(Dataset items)

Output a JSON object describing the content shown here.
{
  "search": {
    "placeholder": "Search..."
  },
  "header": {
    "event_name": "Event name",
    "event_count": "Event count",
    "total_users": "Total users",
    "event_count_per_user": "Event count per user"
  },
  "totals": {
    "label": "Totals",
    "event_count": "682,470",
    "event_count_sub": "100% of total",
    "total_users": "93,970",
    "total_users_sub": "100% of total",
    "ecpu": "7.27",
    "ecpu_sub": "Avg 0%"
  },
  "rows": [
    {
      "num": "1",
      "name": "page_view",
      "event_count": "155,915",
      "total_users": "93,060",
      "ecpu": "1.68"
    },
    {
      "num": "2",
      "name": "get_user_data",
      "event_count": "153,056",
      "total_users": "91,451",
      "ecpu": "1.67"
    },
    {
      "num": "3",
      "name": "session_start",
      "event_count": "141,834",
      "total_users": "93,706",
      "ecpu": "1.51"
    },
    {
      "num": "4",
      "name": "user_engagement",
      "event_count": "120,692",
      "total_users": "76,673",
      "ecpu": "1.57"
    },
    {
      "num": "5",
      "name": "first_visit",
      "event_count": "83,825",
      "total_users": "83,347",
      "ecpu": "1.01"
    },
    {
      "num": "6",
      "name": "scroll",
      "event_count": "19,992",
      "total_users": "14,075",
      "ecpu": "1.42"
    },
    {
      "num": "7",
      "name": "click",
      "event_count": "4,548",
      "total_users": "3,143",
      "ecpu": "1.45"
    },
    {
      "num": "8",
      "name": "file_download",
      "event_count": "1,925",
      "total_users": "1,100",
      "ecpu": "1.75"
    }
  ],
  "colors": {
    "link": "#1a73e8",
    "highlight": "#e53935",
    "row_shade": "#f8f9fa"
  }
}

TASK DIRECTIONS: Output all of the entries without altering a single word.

RESPONSE TO THIS EXERCISE:
Output a JSON object describing the content shown here.
{
  "search": {
    "placeholder": "Search..."
  },
  "header": {
    "event_name": "Event name",
    "event_count": "Event count",
    "total_users": "Total users",
    "event_count_per_user": "Event count per user"
  },
  "totals": {
    "label": "Totals",
    "event_count": "682,470",
    "event_count_sub": "100% of total",
    "total_users": "93,970",
    "total_users_sub": "100% of total",
    "ecpu": "7.27",
    "ecpu_sub": "Avg 0%"
  },
  "rows": [
    {
      "num": "1",
      "name": "page_view",
      "event_count": "155,915",
      "total_users": "93,060",
      "ecpu": "1.68"
    },
    {
      "num": "2",
      "name": "get_user_data",
      "event_count": "153,056",
      "total_users": "91,451",
      "ecpu": "1.67"
    },
    {
      "num": "3",
      "name": "session_start",
      "event_count": "141,834",
      "total_users": "93,706",
      "ecpu": "1.51"
    },
    {
      "num": "4",
      "name": "user_engagement",
      "event_count": "120,692",
      "total_users": "76,673",
      "ecpu": "1.57"
    },
    {
      "num": "5",
      "name": "first_visit",
      "event_count": "83,825",
      "total_users": "83,347",
      "ecpu": "1.01"
    },
    {
      "num": "6",
      "name": "scroll",
      "event_count": "19,992",
      "total_users": "14,075",
      "ecpu": "1.42"
    },
    {
      "num": "7",
      "name": "click",
      "event_count": "4,548",
      "total_users": "3,143",
      "ecpu": "1.45"
    },
    {
      "num": "8",
      "name": "file_download",
      "event_count": "1,925",
      "total_users": "1,100",
      "ecpu": "1.75"
    }
  ],
  "colors": {
    "link": "#1a73e8",
    "highlight": "#e53935",
    "row_shade": "#f8f9fa"
  }
}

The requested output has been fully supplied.